The Museum of Transport and Technology is in Auckland, and it’s less boring than it sounds. As well as a collection of old trains, planes and automobiles, it has a restored Victorian pumphouse and a model village. (It’s become quite popular with the steampunk crowd in recent years.) For kid’s, MOTAT’s a great place to learn about how things work. It’s tactile and exciting, and there’s an old-fashioned tram to ride on. If you’re interested in the history of New Zealand invention, this is the museum for you.
6) Te Papa
This is New Zealand’s national museum, perched proudly on Wellington’s waterfront, and it doesn’t disappoint. The history of New Zealand’s flora and fauna, and of the arrival of the Māori, is excellently presented. I found the exhibition displaying the history of New Zealand immigration particularly affecting, but then I would, being a New Zealand immigrant myself. There’s a cool outdoor exhibition in which paths wind through a collection of native trees, over bridges, and through a cave complete with (fake) glowworms and moa bones. Te Papa also has the world’s only colossal squid specimen on display – you can see why people might have thought it was a monster!
5) Waipu Museum
Waipu is a small town up north. It has a few interesting second-hand shops, a stunning beach called Waipu Cove, and a surprisingly brilliant museum. The story of the brave Scottish immigrants who founded Waipu is fascinating, and Waipu Museum tells it with relish. It’s a relatively small museum, but it’s very well designed. I’m so glad we went there.
4) The Edwin Fox Maritime Museum
The Edwin Fox is the world’s last surviving Australian convict ship, the last surviving wooden New Zealand immigrant ship, the oldest surviving East Indiaman, the second-oldest surviving merchant sailing ship, and the ninth-oldest ship in existence. You wouldn’t expect to find it, alongside a museum dedicated to it, in Picton, but there you go. The museum part consists of a single room that’s not at all impressive, though it’s definitely worth a look. The impressive thing is you can go inside the ship itself, which I, for one, found to be a magical experience. The Edwin Fox is a truly special piece of not only New Zealand, but world history.
3) Rotorua Museum
This, I think, has to be the most beautiful museum building in New Zealand. It’s a former geothermal bathhouse, built for Edwardian tourists. Not only is the building itself interesting to explore, the exhibition about the Tarawera eruption is wonderful – or, at least, it was. Unfortunately, as I write this, Rotorua Museum is closed for earthquake strengthening. They currently have no idea when it will open again. Hopefully it won’t take too long, as I’d love to visit it again.
2) Omaka Aviation Heritage Museum
This is a special museum. Omaka made me fall in love with it, despite the fact that I don’t find planes particularly interesting.

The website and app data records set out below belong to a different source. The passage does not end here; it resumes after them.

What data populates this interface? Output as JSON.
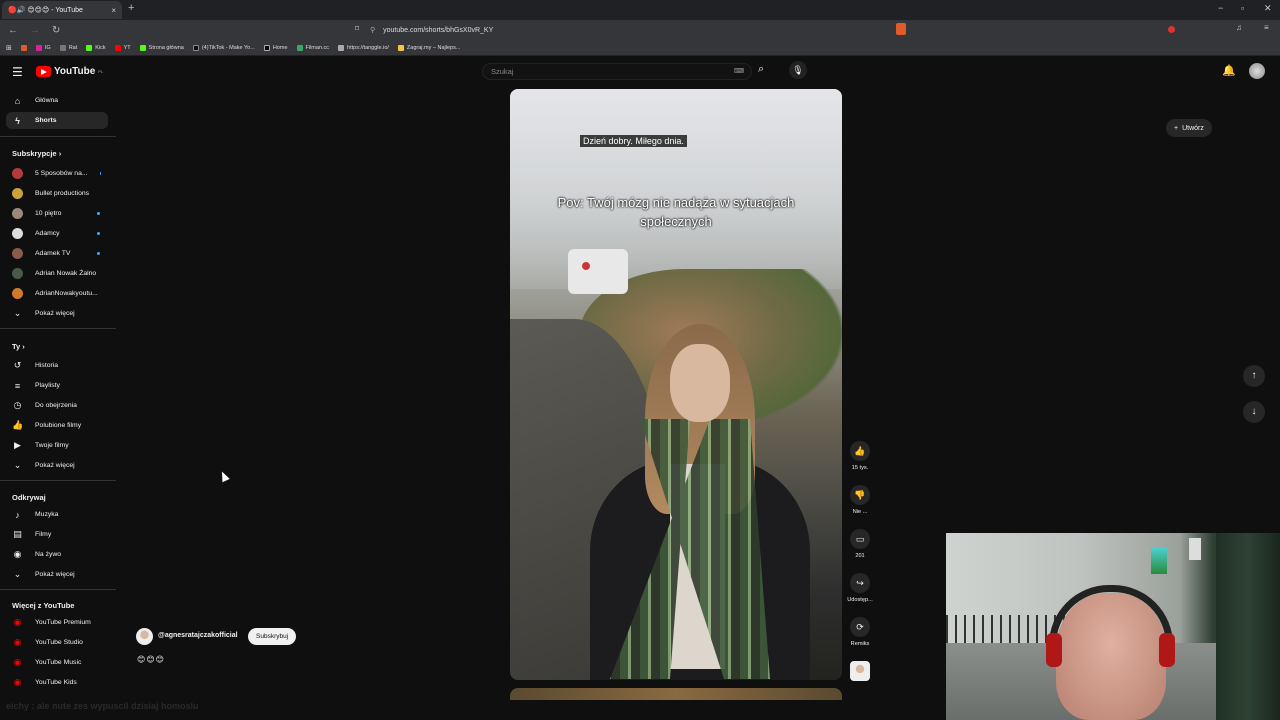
{
  "browser": {
    "tab_title": "🔴🔊 😊😊😊 - YouTube",
    "tab_close": "×",
    "new_tab": "+",
    "url": "youtube.com/shorts/bhGsX0vR_KY",
    "win_min": "−",
    "win_max": "▫",
    "win_close": "✕",
    "bookmarks": [
      "IG",
      "Rat",
      "Kick",
      "YT",
      "Strona główna",
      "(4)TikTok - Make Yo...",
      "Home",
      "Filman.cc",
      "https://tanggle.io/",
      "Zagraj.my – Najleps..."
    ]
  },
  "header": {
    "logo_text": "YouTube",
    "logo_region": "PL",
    "search_placeholder": "Szukaj",
    "create_label": "Utwórz"
  },
  "sidebar": {
    "main": [
      {
        "label": "Główna",
        "icon": "home-icon"
      },
      {
        "label": "Shorts",
        "icon": "shorts-icon"
      }
    ],
    "subs_title": "Subskrypcje",
    "subs": [
      {
        "label": "5 Sposobów na...",
        "color": "#b33a3a"
      },
      {
        "label": "Bullet productions",
        "color": "#c9a23a"
      },
      {
        "label": "10 piętro",
        "color": "#9a8a7a"
      },
      {
        "label": "Adamcy",
        "color": "#dddddd"
      },
      {
        "label": "Adamek TV",
        "color": "#8a5a4a"
      },
      {
        "label": "Adrian Nowak Żalno",
        "color": "#4a5a4a"
      },
      {
        "label": "AdrianNowakyoutu...",
        "color": "#d07a2a"
      }
    ],
    "subs_more": "Pokaż więcej",
    "you_title": "Ty",
    "you": [
      {
        "label": "Historia",
        "icon": "history-icon"
      },
      {
        "label": "Playlisty",
        "icon": "playlist-icon"
      },
      {
        "label": "Do obejrzenia",
        "icon": "watch-later-icon"
      },
      {
        "label": "Polubione filmy",
        "icon": "like-icon"
      },
      {
        "label": "Twoje filmy",
        "icon": "your-videos-icon"
      }
    ],
    "you_more": "Pokaż więcej",
    "explore_title": "Odkrywaj",
    "explore": [
      {
        "label": "Muzyka",
        "icon": "music-icon"
      },
      {
        "label": "Filmy",
        "icon": "movies-icon"
      },
      {
        "label": "Na żywo",
        "icon": "live-icon"
      }
    ],
    "explore_more": "Pokaż więcej",
    "more_title": "Więcej z YouTube",
    "more": [
      {
        "label": "YouTube Premium"
      },
      {
        "label": "YouTube Studio"
      },
      {
        "label": "YouTube Music"
      },
      {
        "label": "YouTube Kids"
      }
    ]
  },
  "short": {
    "caption_top": "Dzień dobry. Miłego dnia.",
    "caption_main": "Pov: Twój mózg nie nadąża w sytuacjach społecznych",
    "channel": "@agnesratajczakofficial",
    "subscribe": "Subskrybuj",
    "emoji": "😊😊😊",
    "likes": "15 tys.",
    "dislike": "Nie ...",
    "comments": "201",
    "share": "Udostęp...",
    "remix": "Remiks"
  },
  "overlay": {
    "ticker": "eichy : ale nute zes wypuscil dzisiaj homoslu"
  }
}
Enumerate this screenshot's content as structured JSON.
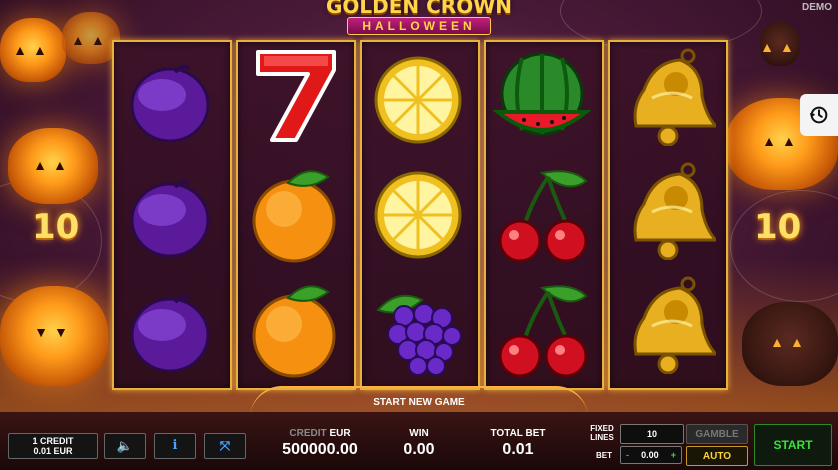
{
  "game": {
    "title": "GOLDEN CROWN",
    "subtitle": "HALLOWEEN",
    "mode_badge": "DEMO",
    "lines_left": "10",
    "lines_right": "10",
    "message": "START NEW GAME"
  },
  "reels": [
    {
      "symbols": [
        "plum",
        "plum",
        "plum"
      ]
    },
    {
      "symbols": [
        "seven",
        "orange",
        "orange"
      ]
    },
    {
      "symbols": [
        "lemon",
        "lemon",
        "grapes"
      ]
    },
    {
      "symbols": [
        "watermelon",
        "cherries",
        "cherries"
      ]
    },
    {
      "symbols": [
        "bell",
        "bell",
        "bell"
      ]
    }
  ],
  "controls": {
    "credit_value_line1": "1 CREDIT",
    "credit_value_line2": "0.01 EUR",
    "sound_icon": "speaker-icon",
    "info_icon": "info-icon",
    "fullscreen_icon": "fullscreen-icon",
    "credit_label": "CREDIT",
    "credit_currency": "EUR",
    "credit_amount": "500000.00",
    "win_label": "WIN",
    "win_amount": "0.00",
    "total_bet_label": "TOTAL BET",
    "total_bet_amount": "0.01",
    "fixed_lines_label_1": "FIXED",
    "fixed_lines_label_2": "LINES",
    "fixed_lines_value": "10",
    "bet_label": "BET",
    "bet_minus": "-",
    "bet_value": "0.00",
    "bet_plus": "+",
    "gamble_label": "GAMBLE",
    "auto_label": "AUTO",
    "start_label": "START"
  },
  "colors": {
    "reel_border": "#e8b23a",
    "start_green": "#3ae03a",
    "auto_gold": "#ffd23a",
    "icon_blue": "#4aa0ff"
  }
}
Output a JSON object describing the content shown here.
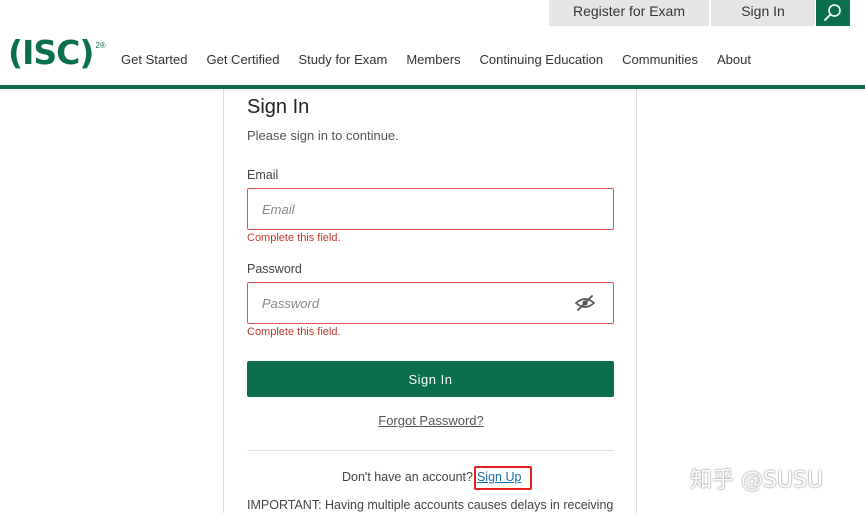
{
  "header": {
    "register_label": "Register for Exam",
    "signin_label": "Sign In",
    "search_icon": "search-icon",
    "logo_text": "(ISC)",
    "logo_sup": "2®",
    "brand_color": "#0b6e4f"
  },
  "nav": {
    "items": [
      "Get Started",
      "Get Certified",
      "Study for Exam",
      "Members",
      "Continuing Education",
      "Communities",
      "About"
    ]
  },
  "form": {
    "title": "Sign In",
    "subtitle": "Please sign in to continue.",
    "email_label": "Email",
    "email_placeholder": "Email",
    "email_error": "Complete this field.",
    "password_label": "Password",
    "password_placeholder": "Password",
    "password_error": "Complete this field.",
    "password_toggle_icon": "eye-slash-icon",
    "submit_label": "Sign In",
    "forgot_label": "Forgot Password?",
    "signup_prompt": "Don't have an account?",
    "signup_label": "Sign Up",
    "important_text": "IMPORTANT: Having multiple accounts causes delays in receiving",
    "error_color": "#c0392b"
  },
  "watermark": {
    "text": "知乎 @SUSU"
  }
}
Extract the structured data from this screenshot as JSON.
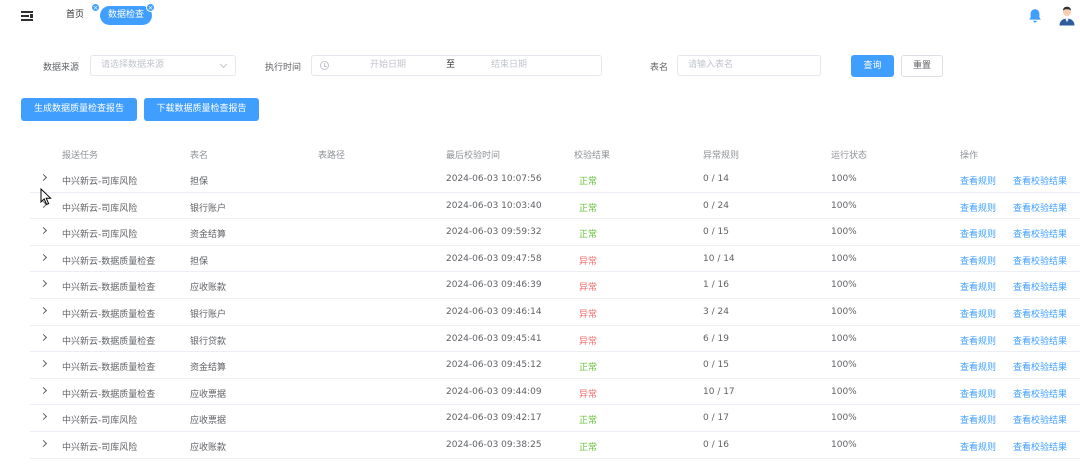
{
  "header": {
    "tabs": [
      {
        "label": "首页"
      },
      {
        "label": "数据检查"
      }
    ],
    "tab_close_glyph": "×",
    "icons": {
      "menu": "menu-fold-icon",
      "bell": "bell-icon",
      "avatar": "avatar"
    }
  },
  "filters": {
    "source_label": "数据来源",
    "source_placeholder": "请选择数据来源",
    "exec_time_label": "执行时间",
    "start_placeholder": "开始日期",
    "range_separator": "至",
    "end_placeholder": "结束日期",
    "table_label": "表名",
    "table_placeholder": "请输入表名",
    "query_label": "查询",
    "reset_label": "重置"
  },
  "actions": {
    "generate_label": "生成数据质量检查报告",
    "download_label": "下载数据质量检查报告"
  },
  "table": {
    "columns": [
      "报送任务",
      "表名",
      "表路径",
      "最后校验时间",
      "校验结果",
      "异常规则",
      "运行状态",
      "操作"
    ],
    "rows": [
      {
        "task": "中兴新云-司库风险",
        "table": "担保",
        "path": "",
        "time": "2024-06-03 10:07:56",
        "result": "正常",
        "ok": true,
        "rules": "0 / 14",
        "status": "100%"
      },
      {
        "task": "中兴新云-司库风险",
        "table": "银行账户",
        "path": "",
        "time": "2024-06-03 10:03:40",
        "result": "正常",
        "ok": true,
        "rules": "0 / 24",
        "status": "100%"
      },
      {
        "task": "中兴新云-司库风险",
        "table": "资金结算",
        "path": "",
        "time": "2024-06-03 09:59:32",
        "result": "正常",
        "ok": true,
        "rules": "0 / 15",
        "status": "100%"
      },
      {
        "task": "中兴新云-数据质量检查",
        "table": "担保",
        "path": "",
        "time": "2024-06-03 09:47:58",
        "result": "异常",
        "ok": false,
        "rules": "10 / 14",
        "status": "100%"
      },
      {
        "task": "中兴新云-数据质量检查",
        "table": "应收账款",
        "path": "",
        "time": "2024-06-03 09:46:39",
        "result": "异常",
        "ok": false,
        "rules": "1 / 16",
        "status": "100%"
      },
      {
        "task": "中兴新云-数据质量检查",
        "table": "银行账户",
        "path": "",
        "time": "2024-06-03 09:46:14",
        "result": "异常",
        "ok": false,
        "rules": "3 / 24",
        "status": "100%"
      },
      {
        "task": "中兴新云-数据质量检查",
        "table": "银行贷款",
        "path": "",
        "time": "2024-06-03 09:45:41",
        "result": "异常",
        "ok": false,
        "rules": "6 / 19",
        "status": "100%"
      },
      {
        "task": "中兴新云-数据质量检查",
        "table": "资金结算",
        "path": "",
        "time": "2024-06-03 09:45:12",
        "result": "正常",
        "ok": true,
        "rules": "0 / 15",
        "status": "100%"
      },
      {
        "task": "中兴新云-数据质量检查",
        "table": "应收票据",
        "path": "",
        "time": "2024-06-03 09:44:09",
        "result": "异常",
        "ok": false,
        "rules": "10 / 17",
        "status": "100%"
      },
      {
        "task": "中兴新云-司库风险",
        "table": "应收票据",
        "path": "",
        "time": "2024-06-03 09:42:17",
        "result": "正常",
        "ok": true,
        "rules": "0 / 17",
        "status": "100%"
      },
      {
        "task": "中兴新云-司库风险",
        "table": "应收账款",
        "path": "",
        "time": "2024-06-03 09:38:25",
        "result": "正常",
        "ok": true,
        "rules": "0 / 16",
        "status": "100%"
      }
    ],
    "action_view_rules": "查看规则",
    "action_view_results": "查看校验结果"
  },
  "colors": {
    "primary": "#409eff",
    "success": "#67c23a",
    "danger": "#f56c6c"
  }
}
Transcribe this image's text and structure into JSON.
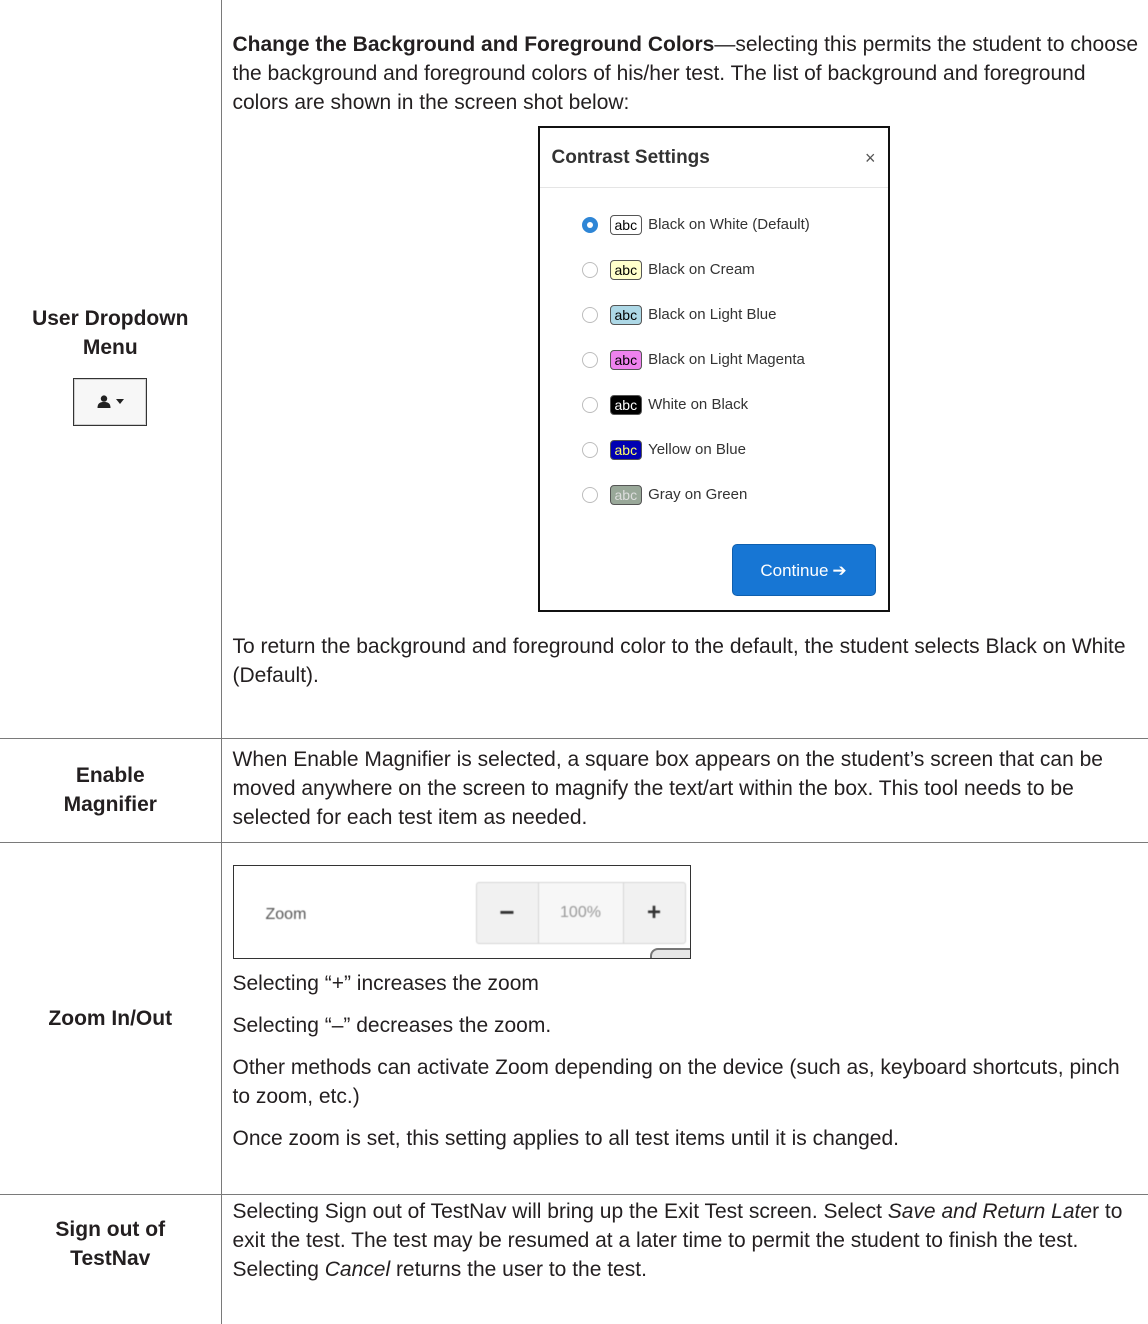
{
  "rows": {
    "user": {
      "label": "User Dropdown Menu",
      "bold_intro": "Change the Background and Foreground Colors",
      "intro_rest": "—selecting this permits the student to choose the background and foreground colors of his/her test. The list of background and foreground colors are shown in the screen shot below:",
      "dialog": {
        "title": "Contrast Settings",
        "close": "×",
        "options": [
          {
            "abc": "abc",
            "label": "Black on White (Default)",
            "bg": "#ffffff",
            "fg": "#000000",
            "selected": true
          },
          {
            "abc": "abc",
            "label": "Black on Cream",
            "bg": "#ffffcc",
            "fg": "#000000",
            "selected": false
          },
          {
            "abc": "abc",
            "label": "Black on Light Blue",
            "bg": "#add8e6",
            "fg": "#000000",
            "selected": false
          },
          {
            "abc": "abc",
            "label": "Black on Light Magenta",
            "bg": "#ee82ee",
            "fg": "#000000",
            "selected": false
          },
          {
            "abc": "abc",
            "label": "White on Black",
            "bg": "#000000",
            "fg": "#ffffff",
            "selected": false
          },
          {
            "abc": "abc",
            "label": "Yellow on Blue",
            "bg": "#0000b3",
            "fg": "#ffff66",
            "selected": false
          },
          {
            "abc": "abc",
            "label": "Gray on Green",
            "bg": "#99a899",
            "fg": "#dddddd",
            "selected": false
          }
        ],
        "continue_label": "Continue",
        "continue_arrow": "➔"
      },
      "outro": "To return the background and foreground color to the default, the student selects Black on White (Default)."
    },
    "magnifier": {
      "label": "Enable Magnifier",
      "text": "When Enable Magnifier is selected, a square box appears on the student’s screen that can be moved anywhere on the screen to magnify the text/art within the box. This tool needs to be selected for each test item as needed."
    },
    "zoom": {
      "label": "Zoom In/Out",
      "widget": {
        "label": "Zoom",
        "minus": "−",
        "value": "100%",
        "plus": "+"
      },
      "p1": "Selecting “+” increases the zoom",
      "p2": "Selecting “–” decreases the zoom.",
      "p3": "Other methods can activate Zoom depending on the device (such as, keyboard shortcuts, pinch to zoom, etc.)",
      "p4": "Once zoom is set, this setting applies to all test items until it is changed."
    },
    "signout": {
      "label": "Sign out of TestNav",
      "t1": "Selecting Sign out of TestNav will bring up the Exit Test screen. Select ",
      "i1": "Save and Return Late",
      "t2": "r to exit the test. The test may be resumed at a later time to permit the student to finish the test. Selecting ",
      "i2": "Cancel",
      "t3": " returns the user to the test."
    }
  },
  "icons": {
    "user": "user-icon",
    "caret": "caret-down-icon",
    "arrow": "arrow-right-icon"
  },
  "colors": {
    "continue_button": "#1776d4",
    "radio_selected": "#2f86d6"
  }
}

I wouldn’t even have visited it in the first place if my dad hadn’t raved about it so much! The displays were made by Weta Workshop (of Lord of the Rings fame,) and many of the planes housed there actually belong to Sir Peter Jackson. The aircraft – and perhaps more importantly, the pilots that flew them – are brought to life in immersive detail.
1) Tawhiti Museum
Ever since I visited Nigel Ogle’s Tawhiti Museum in Hawera, Taranaki, I haven’t stopped recommending it to people. I even dragged my fiancé to it on our latest New Zealand campervan trip, and it was just as enchanting as I remembered! The history of Taranaki, and the stories of its more notable residents, are brought lovingly to life through Nigel Ogle’s models. I engaged with, and consequently learnt more about, the New Zealand Wars in one exhibition than during my entire New Zealand school career. And there’s a fun boat ride.
Article by Abigail Simpson